What is being asked: Give every entry again, word for word.

Source material:
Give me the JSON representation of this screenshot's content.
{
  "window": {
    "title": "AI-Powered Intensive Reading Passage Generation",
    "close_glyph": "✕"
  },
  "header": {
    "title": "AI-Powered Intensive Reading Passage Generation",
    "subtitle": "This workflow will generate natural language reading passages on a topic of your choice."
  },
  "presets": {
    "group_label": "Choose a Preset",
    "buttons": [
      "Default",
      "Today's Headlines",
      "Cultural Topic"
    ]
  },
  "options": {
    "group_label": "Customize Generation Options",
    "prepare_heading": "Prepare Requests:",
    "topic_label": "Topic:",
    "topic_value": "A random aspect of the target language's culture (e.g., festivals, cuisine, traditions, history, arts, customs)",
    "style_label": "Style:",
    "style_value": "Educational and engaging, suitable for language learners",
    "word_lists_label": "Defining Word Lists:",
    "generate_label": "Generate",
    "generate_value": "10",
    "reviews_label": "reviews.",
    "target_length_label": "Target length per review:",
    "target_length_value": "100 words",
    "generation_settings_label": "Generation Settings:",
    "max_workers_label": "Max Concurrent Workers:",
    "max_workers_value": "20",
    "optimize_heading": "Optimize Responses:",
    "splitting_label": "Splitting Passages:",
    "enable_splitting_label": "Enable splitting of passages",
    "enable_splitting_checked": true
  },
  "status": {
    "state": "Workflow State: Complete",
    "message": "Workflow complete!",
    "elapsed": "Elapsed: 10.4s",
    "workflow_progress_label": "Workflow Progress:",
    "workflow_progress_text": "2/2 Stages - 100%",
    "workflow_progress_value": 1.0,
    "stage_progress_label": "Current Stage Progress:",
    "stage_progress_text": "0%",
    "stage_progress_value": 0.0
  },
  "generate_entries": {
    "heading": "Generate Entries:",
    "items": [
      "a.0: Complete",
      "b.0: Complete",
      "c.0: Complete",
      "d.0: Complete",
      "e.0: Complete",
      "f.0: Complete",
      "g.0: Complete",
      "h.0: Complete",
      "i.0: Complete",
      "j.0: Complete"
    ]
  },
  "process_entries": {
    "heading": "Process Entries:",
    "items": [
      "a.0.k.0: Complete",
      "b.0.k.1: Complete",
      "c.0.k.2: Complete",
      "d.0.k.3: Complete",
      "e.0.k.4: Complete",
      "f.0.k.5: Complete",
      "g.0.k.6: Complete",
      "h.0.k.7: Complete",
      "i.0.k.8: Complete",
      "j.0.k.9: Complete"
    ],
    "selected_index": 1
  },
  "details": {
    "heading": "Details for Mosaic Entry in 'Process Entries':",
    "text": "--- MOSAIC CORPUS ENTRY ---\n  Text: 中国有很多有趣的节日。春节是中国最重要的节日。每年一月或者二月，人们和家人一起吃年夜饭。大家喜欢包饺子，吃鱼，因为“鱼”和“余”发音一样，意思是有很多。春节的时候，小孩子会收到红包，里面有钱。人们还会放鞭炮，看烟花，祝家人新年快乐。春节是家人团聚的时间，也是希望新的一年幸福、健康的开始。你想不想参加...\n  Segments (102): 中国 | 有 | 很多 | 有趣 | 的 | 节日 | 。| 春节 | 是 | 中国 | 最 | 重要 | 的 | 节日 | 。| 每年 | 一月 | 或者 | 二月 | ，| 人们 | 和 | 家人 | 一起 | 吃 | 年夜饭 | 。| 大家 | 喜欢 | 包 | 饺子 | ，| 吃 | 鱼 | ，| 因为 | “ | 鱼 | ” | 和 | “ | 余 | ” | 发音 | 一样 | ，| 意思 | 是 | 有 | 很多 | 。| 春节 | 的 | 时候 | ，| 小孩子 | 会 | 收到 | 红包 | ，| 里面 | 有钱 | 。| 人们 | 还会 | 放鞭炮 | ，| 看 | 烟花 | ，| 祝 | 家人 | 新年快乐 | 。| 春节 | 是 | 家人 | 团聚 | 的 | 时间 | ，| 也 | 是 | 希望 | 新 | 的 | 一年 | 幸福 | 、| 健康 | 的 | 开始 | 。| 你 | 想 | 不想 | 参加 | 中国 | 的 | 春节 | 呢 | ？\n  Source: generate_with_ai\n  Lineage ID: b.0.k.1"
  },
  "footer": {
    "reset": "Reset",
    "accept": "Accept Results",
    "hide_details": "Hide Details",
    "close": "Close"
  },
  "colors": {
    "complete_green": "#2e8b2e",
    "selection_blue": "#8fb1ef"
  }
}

Reply to the task:
Give me the JSON representation of this screenshot's content.
{
  "window": {
    "title": "AI-Powered Intensive Reading Passage Generation",
    "close_glyph": "✕"
  },
  "header": {
    "title": "AI-Powered Intensive Reading Passage Generation",
    "subtitle": "This workflow will generate natural language reading passages on a topic of your choice."
  },
  "presets": {
    "group_label": "Choose a Preset",
    "buttons": [
      "Default",
      "Today's Headlines",
      "Cultural Topic"
    ]
  },
  "options": {
    "group_label": "Customize Generation Options",
    "prepare_heading": "Prepare Requests:",
    "topic_label": "Topic:",
    "topic_value": "A random aspect of the target language's culture (e.g., festivals, cuisine, traditions, history, arts, customs)",
    "style_label": "Style:",
    "style_value": "Educational and engaging, suitable for language learners",
    "word_lists_label": "Defining Word Lists:",
    "generate_label": "Generate",
    "generate_value": "10",
    "reviews_label": "reviews.",
    "target_length_label": "Target length per review:",
    "target_length_value": "100 words",
    "generation_settings_label": "Generation Settings:",
    "max_workers_label": "Max Concurrent Workers:",
    "max_workers_value": "20",
    "optimize_heading": "Optimize Responses:",
    "splitting_label": "Splitting Passages:",
    "enable_splitting_label": "Enable splitting of passages",
    "enable_splitting_checked": true
  },
  "status": {
    "state": "Workflow State: Complete",
    "message": "Workflow complete!",
    "elapsed": "Elapsed: 10.4s",
    "workflow_progress_label": "Workflow Progress:",
    "workflow_progress_text": "2/2 Stages - 100%",
    "workflow_progress_value": 1.0,
    "stage_progress_label": "Current Stage Progress:",
    "stage_progress_text": "0%",
    "stage_progress_value": 0.0
  },
  "generate_entries": {
    "heading": "Generate Entries:",
    "items": [
      "a.0: Complete",
      "b.0: Complete",
      "c.0: Complete",
      "d.0: Complete",
      "e.0: Complete",
      "f.0: Complete",
      "g.0: Complete",
      "h.0: Complete",
      "i.0: Complete",
      "j.0: Complete"
    ]
  },
  "process_entries": {
    "heading": "Process Entries:",
    "items": [
      "a.0.k.0: Complete",
      "b.0.k.1: Complete",
      "c.0.k.2: Complete",
      "d.0.k.3: Complete",
      "e.0.k.4: Complete",
      "f.0.k.5: Complete",
      "g.0.k.6: Complete",
      "h.0.k.7: Complete",
      "i.0.k.8: Complete",
      "j.0.k.9: Complete"
    ],
    "selected_index": 1
  },
  "details": {
    "heading": "Details for Mosaic Entry in 'Process Entries':",
    "text": "--- MOSAIC CORPUS ENTRY ---\n  Text: 中国有很多有趣的节日。春节是中国最重要的节日。每年一月或者二月，人们和家人一起吃年夜饭。大家喜欢包饺子，吃鱼，因为“鱼”和“余”发音一样，意思是有很多。春节的时候，小孩子会收到红包，里面有钱。人们还会放鞭炮，看烟花，祝家人新年快乐。春节是家人团聚的时间，也是希望新的一年幸福、健康的开始。你想不想参加...\n  Segments (102): 中国 | 有 | 很多 | 有趣 | 的 | 节日 | 。| 春节 | 是 | 中国 | 最 | 重要 | 的 | 节日 | 。| 每年 | 一月 | 或者 | 二月 | ，| 人们 | 和 | 家人 | 一起 | 吃 | 年夜饭 | 。| 大家 | 喜欢 | 包 | 饺子 | ，| 吃 | 鱼 | ，| 因为 | “ | 鱼 | ” | 和 | “ | 余 | ” | 发音 | 一样 | ，| 意思 | 是 | 有 | 很多 | 。| 春节 | 的 | 时候 | ，| 小孩子 | 会 | 收到 | 红包 | ，| 里面 | 有钱 | 。| 人们 | 还会 | 放鞭炮 | ，| 看 | 烟花 | ，| 祝 | 家人 | 新年快乐 | 。| 春节 | 是 | 家人 | 团聚 | 的 | 时间 | ，| 也 | 是 | 希望 | 新 | 的 | 一年 | 幸福 | 、| 健康 | 的 | 开始 | 。| 你 | 想 | 不想 | 参加 | 中国 | 的 | 春节 | 呢 | ？\n  Source: generate_with_ai\n  Lineage ID: b.0.k.1"
  },
  "footer": {
    "reset": "Reset",
    "accept": "Accept Results",
    "hide_details": "Hide Details",
    "close": "Close"
  },
  "colors": {
    "complete_green": "#2e8b2e",
    "selection_blue": "#8fb1ef"
  }
}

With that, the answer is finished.